Do you see where I am going? They only want the best. You have to be gracious. You don't need to argue. You don't need to hurl statistics about the safety of homebirth or how social sleeping is, in fact, a better environment for children to learn independence. You can argue if you want. It is more rewarding to silently accept what they have said, do what feels right in your heart, and let them see the beautiful results later.

On the contrary, your baby may be screaming at 3AM and you remember an infuriating conversation from earlier that you roughly translated to "You are a poopy mom." Sometimes (lots of the time) their tried and true tricks of the trade plain and simply work. She raised you and you seem okay, right? And your partner? You seem quite fond of your baby daddy. Listen to her, consult your heart, do what feels right?

6) A Well Meaning Stranger

When a well-meaning stranger offers any sort of sentiment on pregnancy, childbirth, or childrearing you have a few options. If it was flattering, graciously accept the compliment. Chances are it wasn't flattering, maybe it was supposed to be, but it certainly was not. Here is where you practice being a gentle and understanding parent. You can scream and throw your hands in the air or you can take a deep breath, turn around and walk away - hopefully you never have to see them again. It is not your responsibility to educate or enlighten them, save your breath to help your child be as wonderfully tolerant as you are.

7) You

Yes, you. You rock. You know what you need. You know what your baby needs. No doctor, nurse, author, or anybody else knows any better than you. Trust your wisdom. Gather information and keep what fits your life, you can throw the rest away. Remember how your mom knew how to fix everything all the time? So do you. You hang the moon. You make the sun come up. You are the whole world. That's a big responsibility so remember to take care of yourself. Call on any of the aforementioned women above (well, not the stranger) when you need help - whether it is for someone to paint your toes, calm a screaming baby, remind you of the simpler times, or just to sit and talk - they have been or will be there someday and there is no shame in needing help. You are strong, powerful, you are wise. Surround yourself with inspirational women and you will thrive.

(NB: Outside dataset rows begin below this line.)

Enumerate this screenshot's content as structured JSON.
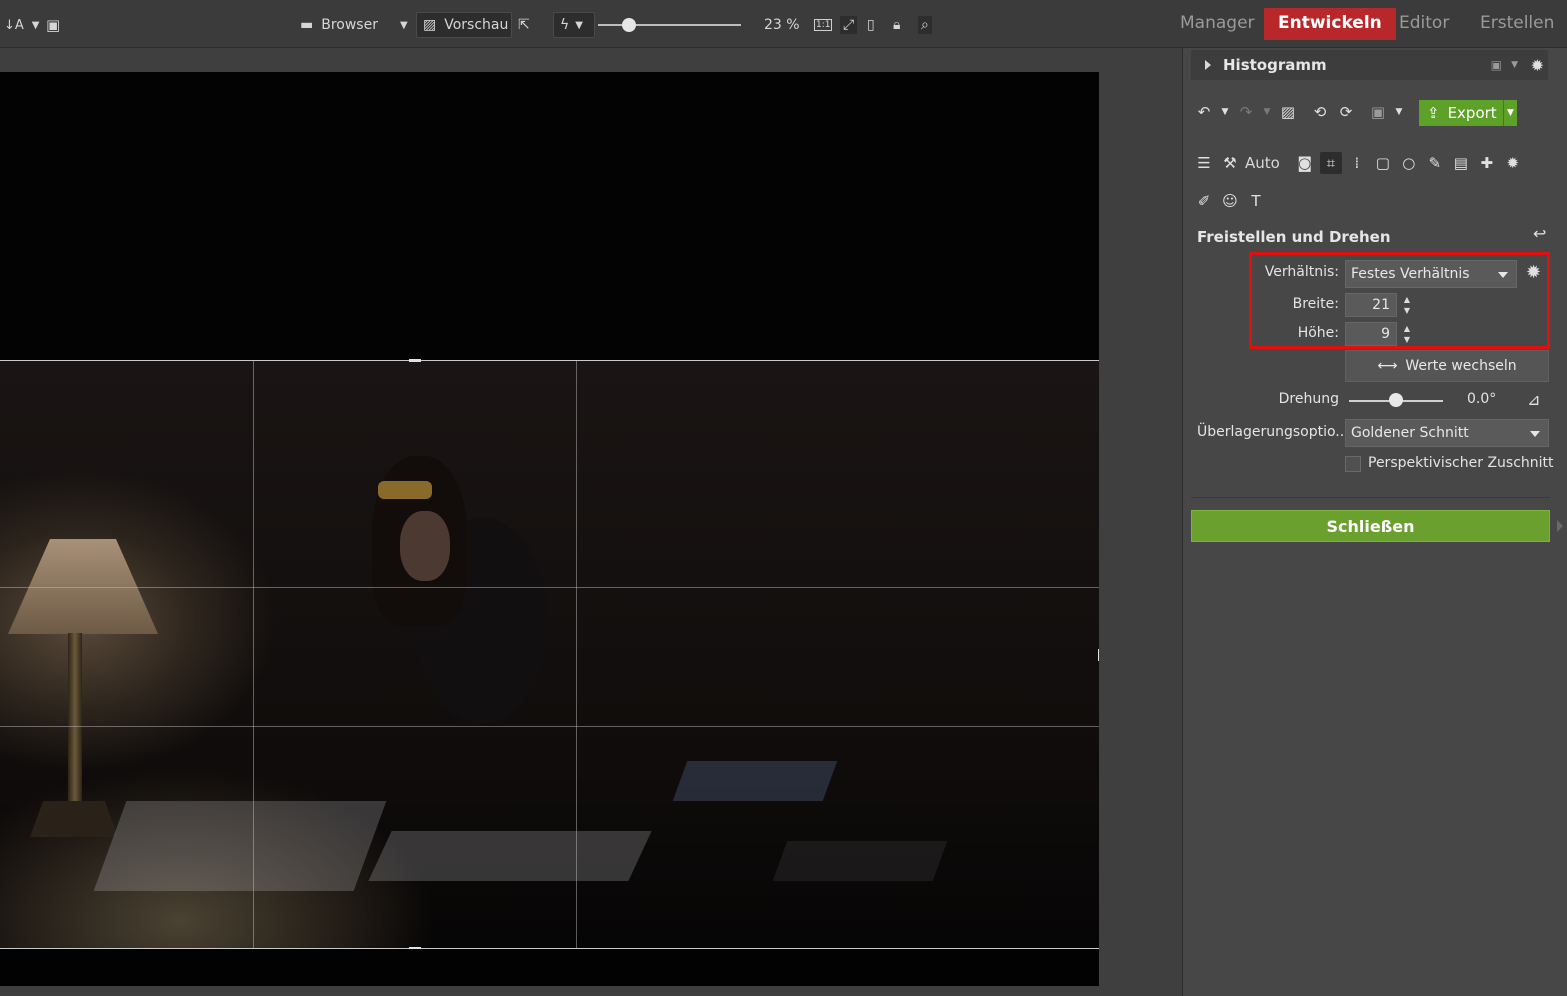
{
  "topbar": {
    "browser_label": "Browser",
    "preview_label": "Vorschau",
    "zoom_value": 0.23,
    "zoom_label": "23 %",
    "one_to_one_label": "1:1"
  },
  "modes": {
    "manager": "Manager",
    "develop": "Entwickeln",
    "editor": "Editor",
    "create": "Erstellen"
  },
  "panel": {
    "histogram_title": "Histogramm",
    "export_label": "Export",
    "auto_label": "Auto",
    "section_title": "Freistellen und Drehen",
    "ratio_label": "Verhältnis:",
    "ratio_value": "Festes Verhältnis",
    "width_label": "Breite:",
    "width_value": "21",
    "height_label": "Höhe:",
    "height_value": "9",
    "swap_label": "Werte wechseln",
    "rotation_label": "Drehung",
    "rotation_value": "0.0°",
    "rotation_level": 0.5,
    "overlay_label": "Überlagerungsoptio...",
    "overlay_value": "Goldener Schnitt",
    "perspective_label": "Perspektivischer Zuschnitt",
    "perspective_checked": false,
    "close_label": "Schließen"
  },
  "colors": {
    "accent_red": "#b8282a",
    "export_green": "#5ea128",
    "close_green": "#6aa02e",
    "highlight_red": "#e01010"
  }
}
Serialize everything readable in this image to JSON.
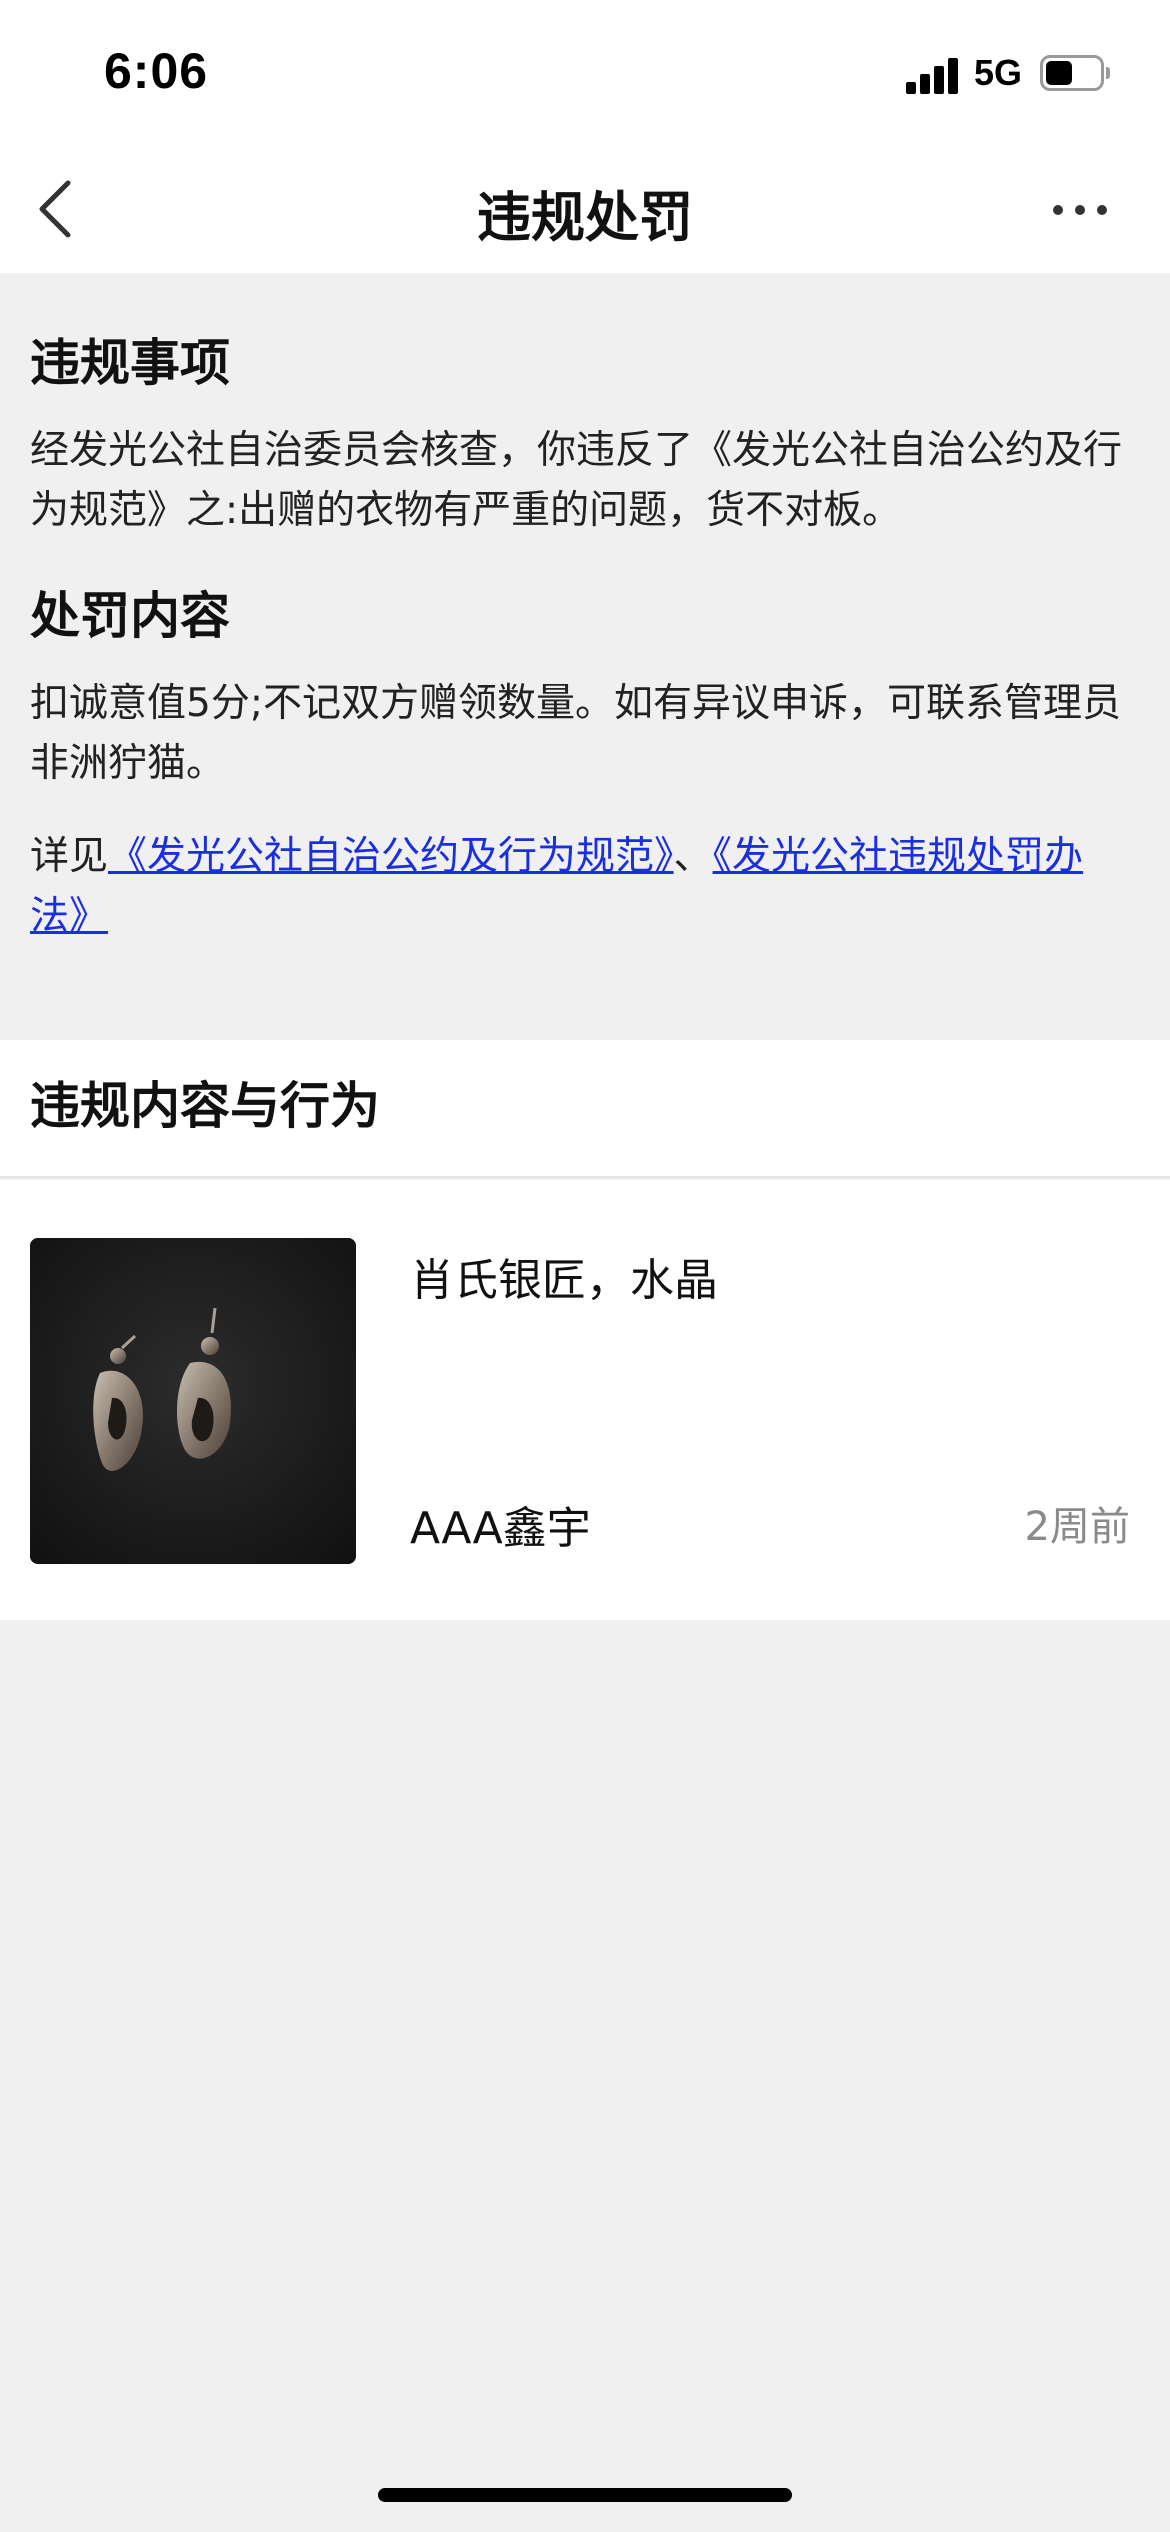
{
  "status_bar": {
    "time": "6:06",
    "network": "5G",
    "battery_level": 0.5
  },
  "nav": {
    "title": "违规处罚",
    "back_icon": "chevron-left-icon",
    "more_icon": "more-horizontal-icon"
  },
  "violation": {
    "heading": "违规事项",
    "text": "经发光公社自治委员会核查，你违反了《发光公社自治公约及行为规范》之:出赠的衣物有严重的问题，货不对板。",
    "penalty_heading": "处罚内容",
    "penalty_text": "扣诚意值5分;不记双方赠领数量。如有异议申诉，可联系管理员非洲狞猫。",
    "see_prefix": "详见",
    "link1": "《发光公社自治公约及行为规范》",
    "separator": "、",
    "link2": "《发光公社违规处罚办法》",
    "link_color": "#1a2fe0"
  },
  "content": {
    "heading": "违规内容与行为",
    "item": {
      "title": "肖氏银匠，水晶",
      "user": "AAA鑫宇",
      "time": "2周前",
      "image": "earrings-photo"
    }
  }
}
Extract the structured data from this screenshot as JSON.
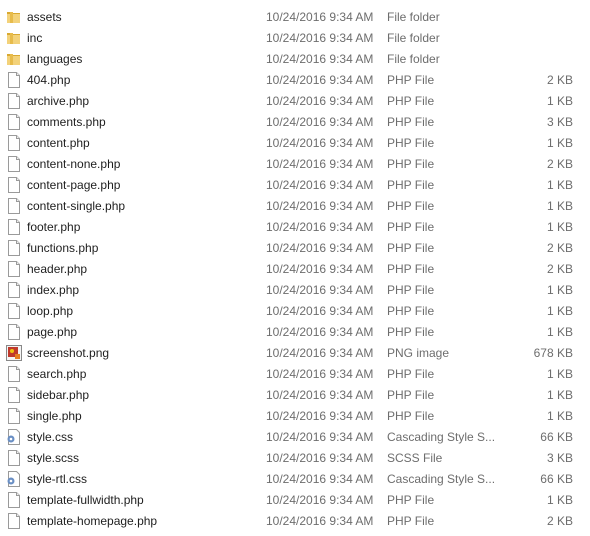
{
  "files": [
    {
      "name": "assets",
      "date": "10/24/2016 9:34 AM",
      "type": "File folder",
      "size": "",
      "icon": "folder-icon"
    },
    {
      "name": "inc",
      "date": "10/24/2016 9:34 AM",
      "type": "File folder",
      "size": "",
      "icon": "folder-icon"
    },
    {
      "name": "languages",
      "date": "10/24/2016 9:34 AM",
      "type": "File folder",
      "size": "",
      "icon": "folder-icon"
    },
    {
      "name": "404.php",
      "date": "10/24/2016 9:34 AM",
      "type": "PHP File",
      "size": "2 KB",
      "icon": "file-icon"
    },
    {
      "name": "archive.php",
      "date": "10/24/2016 9:34 AM",
      "type": "PHP File",
      "size": "1 KB",
      "icon": "file-icon"
    },
    {
      "name": "comments.php",
      "date": "10/24/2016 9:34 AM",
      "type": "PHP File",
      "size": "3 KB",
      "icon": "file-icon"
    },
    {
      "name": "content.php",
      "date": "10/24/2016 9:34 AM",
      "type": "PHP File",
      "size": "1 KB",
      "icon": "file-icon"
    },
    {
      "name": "content-none.php",
      "date": "10/24/2016 9:34 AM",
      "type": "PHP File",
      "size": "2 KB",
      "icon": "file-icon"
    },
    {
      "name": "content-page.php",
      "date": "10/24/2016 9:34 AM",
      "type": "PHP File",
      "size": "1 KB",
      "icon": "file-icon"
    },
    {
      "name": "content-single.php",
      "date": "10/24/2016 9:34 AM",
      "type": "PHP File",
      "size": "1 KB",
      "icon": "file-icon"
    },
    {
      "name": "footer.php",
      "date": "10/24/2016 9:34 AM",
      "type": "PHP File",
      "size": "1 KB",
      "icon": "file-icon"
    },
    {
      "name": "functions.php",
      "date": "10/24/2016 9:34 AM",
      "type": "PHP File",
      "size": "2 KB",
      "icon": "file-icon"
    },
    {
      "name": "header.php",
      "date": "10/24/2016 9:34 AM",
      "type": "PHP File",
      "size": "2 KB",
      "icon": "file-icon"
    },
    {
      "name": "index.php",
      "date": "10/24/2016 9:34 AM",
      "type": "PHP File",
      "size": "1 KB",
      "icon": "file-icon"
    },
    {
      "name": "loop.php",
      "date": "10/24/2016 9:34 AM",
      "type": "PHP File",
      "size": "1 KB",
      "icon": "file-icon"
    },
    {
      "name": "page.php",
      "date": "10/24/2016 9:34 AM",
      "type": "PHP File",
      "size": "1 KB",
      "icon": "file-icon"
    },
    {
      "name": "screenshot.png",
      "date": "10/24/2016 9:34 AM",
      "type": "PNG image",
      "size": "678 KB",
      "icon": "image-icon"
    },
    {
      "name": "search.php",
      "date": "10/24/2016 9:34 AM",
      "type": "PHP File",
      "size": "1 KB",
      "icon": "file-icon"
    },
    {
      "name": "sidebar.php",
      "date": "10/24/2016 9:34 AM",
      "type": "PHP File",
      "size": "1 KB",
      "icon": "file-icon"
    },
    {
      "name": "single.php",
      "date": "10/24/2016 9:34 AM",
      "type": "PHP File",
      "size": "1 KB",
      "icon": "file-icon"
    },
    {
      "name": "style.css",
      "date": "10/24/2016 9:34 AM",
      "type": "Cascading Style S...",
      "size": "66 KB",
      "icon": "css-file-icon"
    },
    {
      "name": "style.scss",
      "date": "10/24/2016 9:34 AM",
      "type": "SCSS File",
      "size": "3 KB",
      "icon": "file-icon"
    },
    {
      "name": "style-rtl.css",
      "date": "10/24/2016 9:34 AM",
      "type": "Cascading Style S...",
      "size": "66 KB",
      "icon": "css-file-icon"
    },
    {
      "name": "template-fullwidth.php",
      "date": "10/24/2016 9:34 AM",
      "type": "PHP File",
      "size": "1 KB",
      "icon": "file-icon"
    },
    {
      "name": "template-homepage.php",
      "date": "10/24/2016 9:34 AM",
      "type": "PHP File",
      "size": "2 KB",
      "icon": "file-icon"
    }
  ],
  "colors": {
    "name_text": "#1e1e1e",
    "detail_text": "#6d6d6d",
    "folder": "#e8c465"
  }
}
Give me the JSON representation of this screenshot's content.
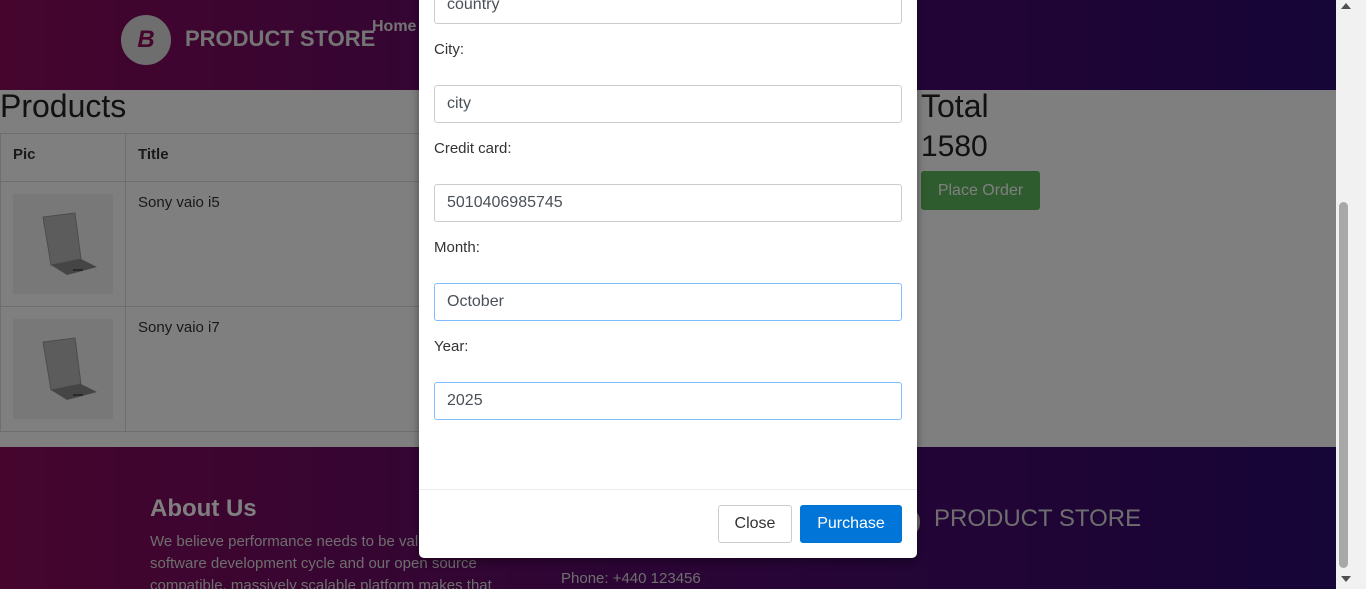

Read 6282 times Last modified on Sunday, 26 January 2014 10:04

Stay Notified

Keep up to date with changes and updates with newsletter via email . Contests, new articles and much more!